→ **Data about app and page elements**
##############################

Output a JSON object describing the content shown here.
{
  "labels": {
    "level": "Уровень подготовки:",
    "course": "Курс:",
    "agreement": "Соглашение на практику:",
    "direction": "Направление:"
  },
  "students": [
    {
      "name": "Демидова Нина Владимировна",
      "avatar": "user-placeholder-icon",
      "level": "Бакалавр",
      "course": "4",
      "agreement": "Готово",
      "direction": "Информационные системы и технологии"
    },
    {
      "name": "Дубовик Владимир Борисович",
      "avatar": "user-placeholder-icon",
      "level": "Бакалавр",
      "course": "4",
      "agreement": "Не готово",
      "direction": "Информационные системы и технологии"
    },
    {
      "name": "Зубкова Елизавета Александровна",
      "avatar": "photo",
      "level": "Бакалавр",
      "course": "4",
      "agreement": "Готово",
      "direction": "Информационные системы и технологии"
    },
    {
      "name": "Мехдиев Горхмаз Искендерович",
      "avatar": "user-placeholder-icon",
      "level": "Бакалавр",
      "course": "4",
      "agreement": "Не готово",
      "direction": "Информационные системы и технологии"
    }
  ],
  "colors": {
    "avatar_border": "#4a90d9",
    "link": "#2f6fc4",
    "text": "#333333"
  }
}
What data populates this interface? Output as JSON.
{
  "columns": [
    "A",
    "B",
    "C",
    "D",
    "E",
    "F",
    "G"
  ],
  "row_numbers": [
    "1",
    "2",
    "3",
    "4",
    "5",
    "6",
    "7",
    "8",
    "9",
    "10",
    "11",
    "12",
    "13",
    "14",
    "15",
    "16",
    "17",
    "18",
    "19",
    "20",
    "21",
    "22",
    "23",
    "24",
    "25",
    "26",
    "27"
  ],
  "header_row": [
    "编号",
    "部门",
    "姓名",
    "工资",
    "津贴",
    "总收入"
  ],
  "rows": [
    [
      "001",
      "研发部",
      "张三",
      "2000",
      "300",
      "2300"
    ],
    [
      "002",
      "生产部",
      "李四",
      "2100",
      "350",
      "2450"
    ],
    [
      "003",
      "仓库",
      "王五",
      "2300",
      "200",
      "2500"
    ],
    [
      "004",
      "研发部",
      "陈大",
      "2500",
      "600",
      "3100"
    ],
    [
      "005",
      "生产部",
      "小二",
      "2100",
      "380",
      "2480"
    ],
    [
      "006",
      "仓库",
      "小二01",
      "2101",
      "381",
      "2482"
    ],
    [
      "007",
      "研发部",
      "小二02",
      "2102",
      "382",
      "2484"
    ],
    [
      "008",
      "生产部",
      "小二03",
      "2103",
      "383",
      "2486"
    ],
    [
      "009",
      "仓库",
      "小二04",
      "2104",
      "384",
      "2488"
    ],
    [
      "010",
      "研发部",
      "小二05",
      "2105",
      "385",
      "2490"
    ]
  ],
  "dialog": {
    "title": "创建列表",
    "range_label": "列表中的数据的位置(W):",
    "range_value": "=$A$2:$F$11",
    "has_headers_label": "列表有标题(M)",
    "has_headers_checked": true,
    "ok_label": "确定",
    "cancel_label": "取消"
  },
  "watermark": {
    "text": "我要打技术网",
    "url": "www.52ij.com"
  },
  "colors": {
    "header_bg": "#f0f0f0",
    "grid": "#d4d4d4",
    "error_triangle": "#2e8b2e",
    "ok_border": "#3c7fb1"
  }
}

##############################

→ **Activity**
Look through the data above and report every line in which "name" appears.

→ **Your solution**
      "name": "Демидова Нина Владимировна",
      "name": "Дубовик Владимир Борисович",
      "name": "Зубкова Елизавета Александровна",
      "name": "Мехдиев Горхмаз Искендерович",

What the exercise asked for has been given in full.